Fragasso added Christ into the race to show the more spiritual, humanistic side of politics, he said. Throughout the election cycle, Fragasso became fed up with candidates claiming to be Christian, but not following Christian morals.

“You can’t be elected in this country unless you are a Christian, but yet they don’t act like it,” Fragasso said. “They are all selfish, they are all self-serving, they all lie, they cheat. It’s just terrible.”

In order to come up with content for his book, Fragasso sorted through Bible quotes, focusing on the Sermon on the Mount, and read through transcripts of primary debates.
He drew on a statement Trump made in January: “I could stand in the middle of Fifth Avenue and shoot somebody, and I wouldn’t lose voters.” Fragasso took the situation to the next level, having the fictional character, Drumpf, admit in an interview that he had killed illegal immigrants working on Trumpf Tower and buried them in the foundation of the building.

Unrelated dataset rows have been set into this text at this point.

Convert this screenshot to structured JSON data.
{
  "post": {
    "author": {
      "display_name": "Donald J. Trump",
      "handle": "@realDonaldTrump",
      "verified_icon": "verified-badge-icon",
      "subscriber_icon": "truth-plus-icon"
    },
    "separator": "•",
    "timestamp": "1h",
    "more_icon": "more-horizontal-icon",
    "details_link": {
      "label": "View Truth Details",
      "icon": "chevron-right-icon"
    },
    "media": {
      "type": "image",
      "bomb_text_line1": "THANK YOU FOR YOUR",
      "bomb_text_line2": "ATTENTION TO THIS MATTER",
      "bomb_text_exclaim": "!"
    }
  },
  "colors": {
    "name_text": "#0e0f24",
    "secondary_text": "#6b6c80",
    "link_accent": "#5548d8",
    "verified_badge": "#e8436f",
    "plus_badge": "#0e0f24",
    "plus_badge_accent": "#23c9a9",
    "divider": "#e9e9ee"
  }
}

Fragasso also became fed up with the candidates’ focusing on social issues rather than topics like global warming and infrastructure failure. He wanted to highlight the candidates’ focus on personal gain, rather than issues pertinent to the country in the book.

“What is so horrible about it is people are putting party and their own personal interests above the country, individuals, and the world,” Fragasso said.

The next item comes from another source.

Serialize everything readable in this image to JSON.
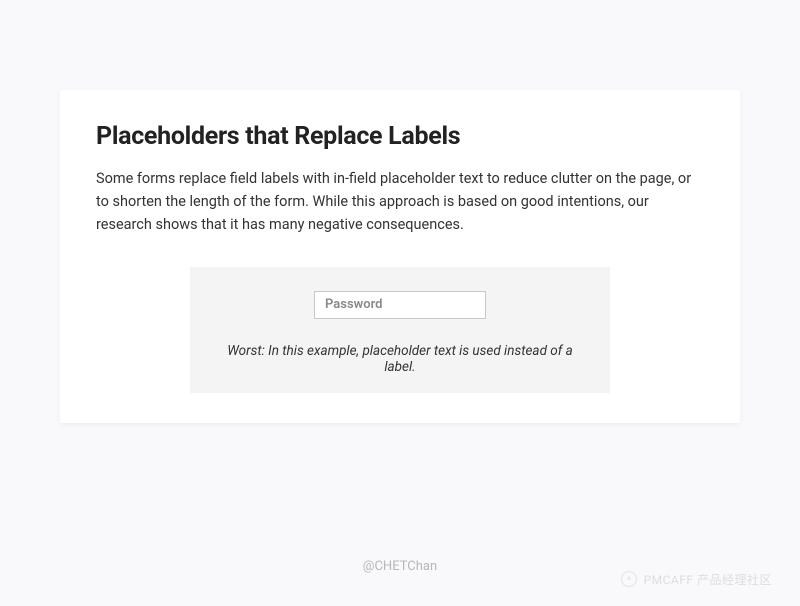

Fragasso drew inspiration for the book from Philip Roth’s novel Our Gang, which is a political satire of the Nixon era. His goal was to create a contemporary version of the novel, showing the current flaws in politics.

His writing method is a little different from most authors, he said. Instead of outlining the novel prior to writing, Fragasso lets the storyline go in any direction while writing.
Fragasso’s spontaneous writing style led him to incorporate events taking place beyond the presidential campaign, like the death of Supreme Court Justice Anthony Scalia, into the book. Scalia’s death created another rift between the then-presumptive presidential nominees.

His writing method allowed him to create an unexpected conclusion to the novel.

“The end is a pretty substantial surprise that just kind of came to me as I was approaching the end,” Fragasso said.

Though the new ending would allow Fragasso to create a sequel to The Jesus Ticket, Fragasso is still unsure if he wants to undertake a new project. As new issues and statements from candidates arise, however, Fragasso has been tweeting out commentary and additions to the novel.

Fragasso hopes that, after reading the book, readers will take a second look at American politics and the direction in which the country is heading.

“Something has to change,” Fragasso said. “And it’s not just at the presidential level.”

Featured Image by Evan Vucci/ AP Photo

About Taylor St. Germain 83 Articles
Taylor is the managing editor for The Heights, as well as a news alum. She is from Los Angeles, CA, but defies stereotypes by not surfing, rooting for the Rams, or tanning easily. You can follow her on Twitter @taysaintg.